▽
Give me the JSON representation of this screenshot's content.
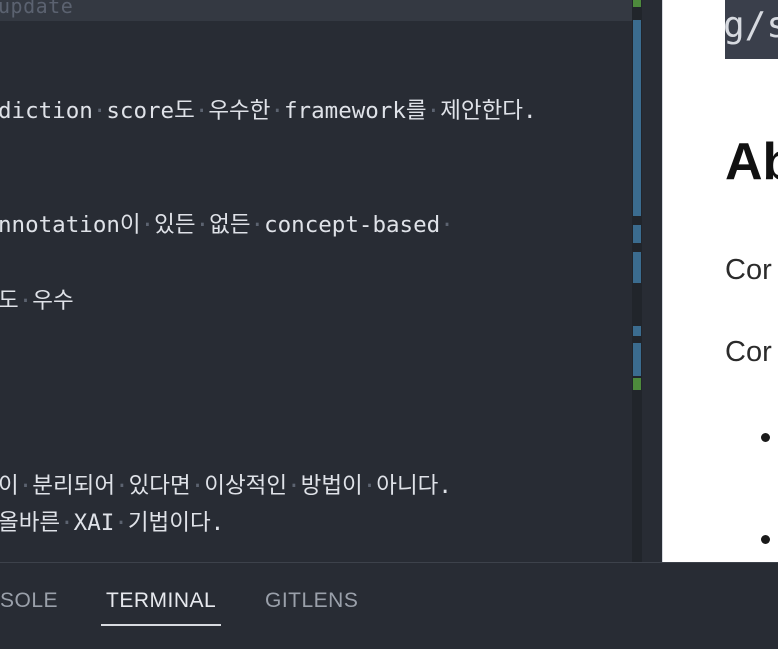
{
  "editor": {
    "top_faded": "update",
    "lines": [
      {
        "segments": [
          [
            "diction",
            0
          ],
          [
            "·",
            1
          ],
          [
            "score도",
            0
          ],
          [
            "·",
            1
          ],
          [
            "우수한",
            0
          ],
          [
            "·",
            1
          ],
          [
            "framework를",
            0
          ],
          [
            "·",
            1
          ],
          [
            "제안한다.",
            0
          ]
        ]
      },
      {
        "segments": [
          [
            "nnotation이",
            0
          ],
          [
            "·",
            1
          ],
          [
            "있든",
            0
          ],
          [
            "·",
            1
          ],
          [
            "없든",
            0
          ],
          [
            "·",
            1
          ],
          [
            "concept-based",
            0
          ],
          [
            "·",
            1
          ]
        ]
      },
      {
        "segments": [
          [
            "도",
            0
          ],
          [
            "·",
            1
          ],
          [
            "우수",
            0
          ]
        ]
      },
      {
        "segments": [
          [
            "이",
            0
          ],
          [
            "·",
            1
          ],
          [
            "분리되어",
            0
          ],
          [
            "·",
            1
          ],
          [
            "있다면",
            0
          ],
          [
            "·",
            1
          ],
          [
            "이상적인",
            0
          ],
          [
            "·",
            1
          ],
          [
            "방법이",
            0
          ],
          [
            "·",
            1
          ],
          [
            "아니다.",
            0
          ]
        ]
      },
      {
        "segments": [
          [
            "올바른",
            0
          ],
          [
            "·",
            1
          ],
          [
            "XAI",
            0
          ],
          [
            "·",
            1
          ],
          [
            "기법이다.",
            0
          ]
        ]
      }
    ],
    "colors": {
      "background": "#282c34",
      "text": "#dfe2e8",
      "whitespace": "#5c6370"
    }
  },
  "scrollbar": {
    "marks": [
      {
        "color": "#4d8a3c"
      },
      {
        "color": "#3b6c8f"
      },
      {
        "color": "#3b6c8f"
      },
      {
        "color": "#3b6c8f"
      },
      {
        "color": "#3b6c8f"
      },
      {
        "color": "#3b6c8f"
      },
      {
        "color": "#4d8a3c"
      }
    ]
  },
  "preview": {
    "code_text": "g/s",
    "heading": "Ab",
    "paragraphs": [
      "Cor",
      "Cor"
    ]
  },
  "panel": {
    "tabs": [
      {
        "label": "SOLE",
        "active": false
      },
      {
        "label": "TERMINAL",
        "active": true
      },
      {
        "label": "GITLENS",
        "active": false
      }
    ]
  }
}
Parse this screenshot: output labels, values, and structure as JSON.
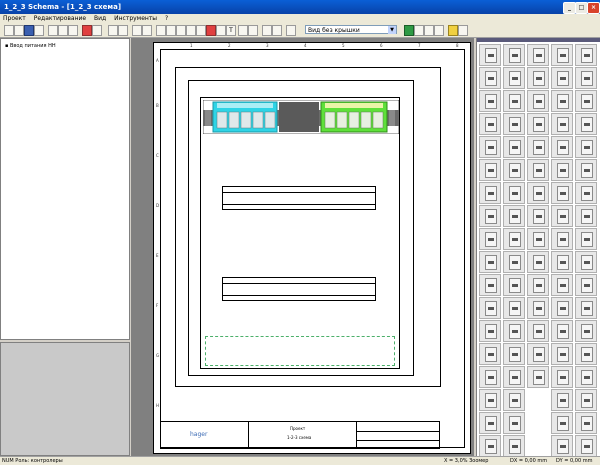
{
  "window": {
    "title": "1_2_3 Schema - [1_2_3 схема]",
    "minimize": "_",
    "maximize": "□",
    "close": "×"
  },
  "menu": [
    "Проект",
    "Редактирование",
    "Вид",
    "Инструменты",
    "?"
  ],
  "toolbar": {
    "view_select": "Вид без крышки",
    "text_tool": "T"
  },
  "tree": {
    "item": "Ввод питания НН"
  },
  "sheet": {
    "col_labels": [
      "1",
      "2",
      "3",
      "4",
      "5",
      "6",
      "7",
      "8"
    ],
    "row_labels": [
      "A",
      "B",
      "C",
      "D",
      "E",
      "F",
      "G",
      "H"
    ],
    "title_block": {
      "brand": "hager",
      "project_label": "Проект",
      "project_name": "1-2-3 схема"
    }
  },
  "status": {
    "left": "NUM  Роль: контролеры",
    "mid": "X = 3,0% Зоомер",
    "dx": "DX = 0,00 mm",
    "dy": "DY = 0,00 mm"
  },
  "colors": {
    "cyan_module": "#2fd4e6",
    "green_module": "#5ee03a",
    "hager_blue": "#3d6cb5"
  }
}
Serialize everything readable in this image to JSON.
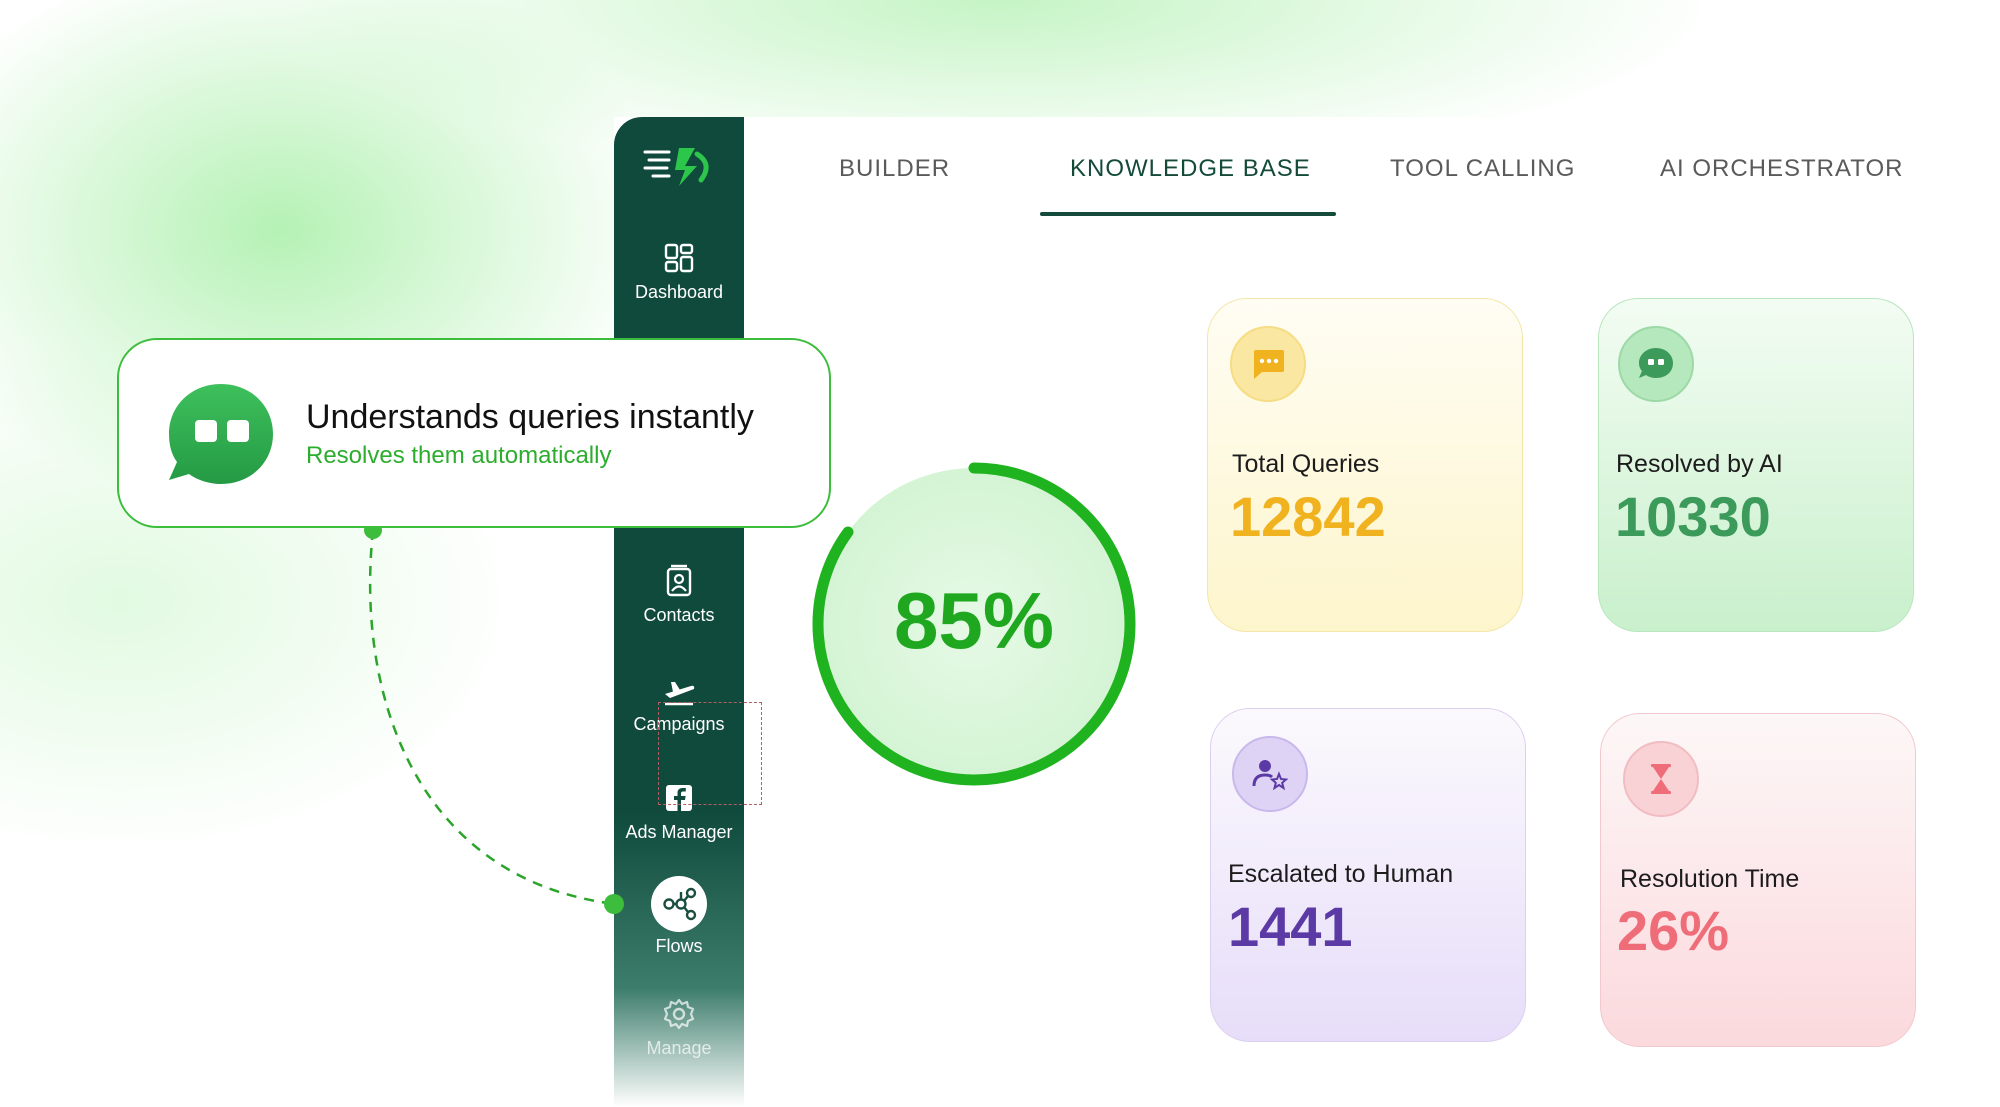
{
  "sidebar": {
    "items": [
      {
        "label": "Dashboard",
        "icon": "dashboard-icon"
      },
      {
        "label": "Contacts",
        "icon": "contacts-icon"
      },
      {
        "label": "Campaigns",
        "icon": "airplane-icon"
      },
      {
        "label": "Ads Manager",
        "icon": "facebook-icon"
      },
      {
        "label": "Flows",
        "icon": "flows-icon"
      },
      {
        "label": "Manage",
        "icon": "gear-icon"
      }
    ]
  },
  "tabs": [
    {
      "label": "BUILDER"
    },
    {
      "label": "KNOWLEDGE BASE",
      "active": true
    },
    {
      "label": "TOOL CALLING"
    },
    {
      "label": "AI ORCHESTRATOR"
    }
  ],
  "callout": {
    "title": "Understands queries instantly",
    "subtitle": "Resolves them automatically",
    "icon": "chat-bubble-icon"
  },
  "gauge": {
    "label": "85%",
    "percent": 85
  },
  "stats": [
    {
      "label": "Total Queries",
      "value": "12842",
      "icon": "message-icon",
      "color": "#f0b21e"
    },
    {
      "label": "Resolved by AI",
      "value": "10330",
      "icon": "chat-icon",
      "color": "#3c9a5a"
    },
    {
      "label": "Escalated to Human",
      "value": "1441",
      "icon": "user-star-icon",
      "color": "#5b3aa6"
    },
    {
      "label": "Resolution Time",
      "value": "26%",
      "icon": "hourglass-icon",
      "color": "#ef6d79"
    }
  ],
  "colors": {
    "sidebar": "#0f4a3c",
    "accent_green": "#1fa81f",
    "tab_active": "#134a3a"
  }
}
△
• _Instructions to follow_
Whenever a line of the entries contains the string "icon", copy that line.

• _Finished task_
        "icon": "dashboard-icon"
        "icon": "contacts-icon"
        "icon": "airplane-icon"
        "icon": "facebook-icon"
        "icon": "flows-icon"
        "icon": "gear-icon"
    "icon": "chat-bubble-icon"
      "icon": "message-icon",
      "icon": "chat-icon",
      "icon": "user-star-icon",
      "icon": "hourglass-icon",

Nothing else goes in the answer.